In his long career as an artist, Marc Chagall designed sets and costumes for four stage productions. I wish I had seen any one of them, but the next best thing is the glorious special exhibit this fall at the Los Angeles County Museum of Art (LACMA).
The exhibit begins with some borrowed paintings that illuminate Chagall’s lifelong passions for music, performance, and colorful memories of his childhood village in Russia. The painting above is “The Red Circus,” 1956-1960.
Violinists were always prominent in Chagall’s work. “Green Violinist” was from 1923-1924. It’s a fiddler on the roof–literally. This image was used in one of seven murals in the Moscow State Jewish Theater in 1920.

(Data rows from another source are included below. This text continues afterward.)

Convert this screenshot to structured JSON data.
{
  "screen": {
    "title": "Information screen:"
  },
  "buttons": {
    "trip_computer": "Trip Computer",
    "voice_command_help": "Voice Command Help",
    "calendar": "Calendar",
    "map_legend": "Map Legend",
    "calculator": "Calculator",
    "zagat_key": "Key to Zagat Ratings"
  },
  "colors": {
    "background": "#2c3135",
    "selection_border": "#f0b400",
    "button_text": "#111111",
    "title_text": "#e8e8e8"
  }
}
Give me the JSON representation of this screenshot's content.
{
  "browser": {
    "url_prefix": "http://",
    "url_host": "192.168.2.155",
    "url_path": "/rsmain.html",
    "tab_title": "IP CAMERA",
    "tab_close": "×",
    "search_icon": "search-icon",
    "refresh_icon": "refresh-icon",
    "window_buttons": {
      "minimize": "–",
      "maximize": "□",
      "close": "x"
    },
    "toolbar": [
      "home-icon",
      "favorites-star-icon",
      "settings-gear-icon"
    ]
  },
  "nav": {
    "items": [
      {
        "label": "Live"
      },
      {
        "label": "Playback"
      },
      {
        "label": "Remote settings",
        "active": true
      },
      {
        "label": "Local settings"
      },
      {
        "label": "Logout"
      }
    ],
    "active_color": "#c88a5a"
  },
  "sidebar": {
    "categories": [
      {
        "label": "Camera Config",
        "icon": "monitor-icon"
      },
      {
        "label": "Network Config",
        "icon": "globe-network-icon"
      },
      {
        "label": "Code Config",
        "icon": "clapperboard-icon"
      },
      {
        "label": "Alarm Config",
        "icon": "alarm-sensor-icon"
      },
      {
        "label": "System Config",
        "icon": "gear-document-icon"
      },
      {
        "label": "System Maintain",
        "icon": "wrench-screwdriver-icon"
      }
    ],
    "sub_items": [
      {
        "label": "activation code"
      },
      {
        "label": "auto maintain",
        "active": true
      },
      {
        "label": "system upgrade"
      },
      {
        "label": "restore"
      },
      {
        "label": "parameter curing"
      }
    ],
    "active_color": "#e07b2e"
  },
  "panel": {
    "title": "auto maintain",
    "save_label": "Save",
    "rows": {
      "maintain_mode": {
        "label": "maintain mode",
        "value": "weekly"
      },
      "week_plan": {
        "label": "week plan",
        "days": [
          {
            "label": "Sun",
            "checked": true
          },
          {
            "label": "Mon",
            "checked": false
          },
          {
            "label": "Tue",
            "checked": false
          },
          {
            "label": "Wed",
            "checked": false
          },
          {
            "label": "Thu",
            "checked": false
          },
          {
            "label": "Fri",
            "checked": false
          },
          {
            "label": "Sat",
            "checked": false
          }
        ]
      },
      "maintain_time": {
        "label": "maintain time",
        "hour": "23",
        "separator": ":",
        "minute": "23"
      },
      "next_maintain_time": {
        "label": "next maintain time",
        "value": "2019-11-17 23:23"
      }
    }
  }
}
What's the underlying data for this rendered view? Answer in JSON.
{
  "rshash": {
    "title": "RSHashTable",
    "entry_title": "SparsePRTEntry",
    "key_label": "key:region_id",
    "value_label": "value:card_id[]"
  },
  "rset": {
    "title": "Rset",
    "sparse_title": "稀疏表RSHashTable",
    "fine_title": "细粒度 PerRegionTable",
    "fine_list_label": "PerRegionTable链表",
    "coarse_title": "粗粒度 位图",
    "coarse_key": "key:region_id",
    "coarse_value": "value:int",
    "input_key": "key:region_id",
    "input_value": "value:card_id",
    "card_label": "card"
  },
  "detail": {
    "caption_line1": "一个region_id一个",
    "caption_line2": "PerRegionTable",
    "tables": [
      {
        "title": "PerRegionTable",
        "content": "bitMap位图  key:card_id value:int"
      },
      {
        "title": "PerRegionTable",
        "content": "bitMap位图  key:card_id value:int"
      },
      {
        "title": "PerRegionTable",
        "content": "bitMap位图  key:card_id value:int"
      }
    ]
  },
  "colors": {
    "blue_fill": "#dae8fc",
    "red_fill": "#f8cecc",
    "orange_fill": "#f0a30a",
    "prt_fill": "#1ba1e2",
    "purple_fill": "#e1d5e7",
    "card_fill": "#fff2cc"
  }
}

Like countless Jewish artists, intellectuals, and ordinary people, Chagall had to leave Russia. But for the rest of his long life he celebrated and mourned the lost life of his village of Liozna in his work.
By 1942, he was in Mexico working on a production of the Tchaikovsky ballet “Aleko,” which opened in New York City. I love the costume for my favorite animal, the fox. Chagall did all the set design and hand painted the costumes and sets. The work had to be done in Mexico because American union rules prohibited hands-on work on costumes and sets by the artist. His wife worked alongside him, organizing materials and seamstresses.
In 1945, Chagall did sets and costumes for Ravel’s “Daphnis and Chloe.”
Mozart’s opera “The Magic Flute,” in 1967? Sure, coming right up!
The 1965 photo above is by Yousouf Karsh. The artist was still working, twenty years later, on the day he died at age 97. No doubt he still had the same joy in life and in his work. We should all be so lucky!
There’s an article about the exhibit in LA Weekly at: http://www.laweekly.com/arts/lacma-exhibits-marc-chagalls-fantastical-ballet-costumes-and-backdrops-8483565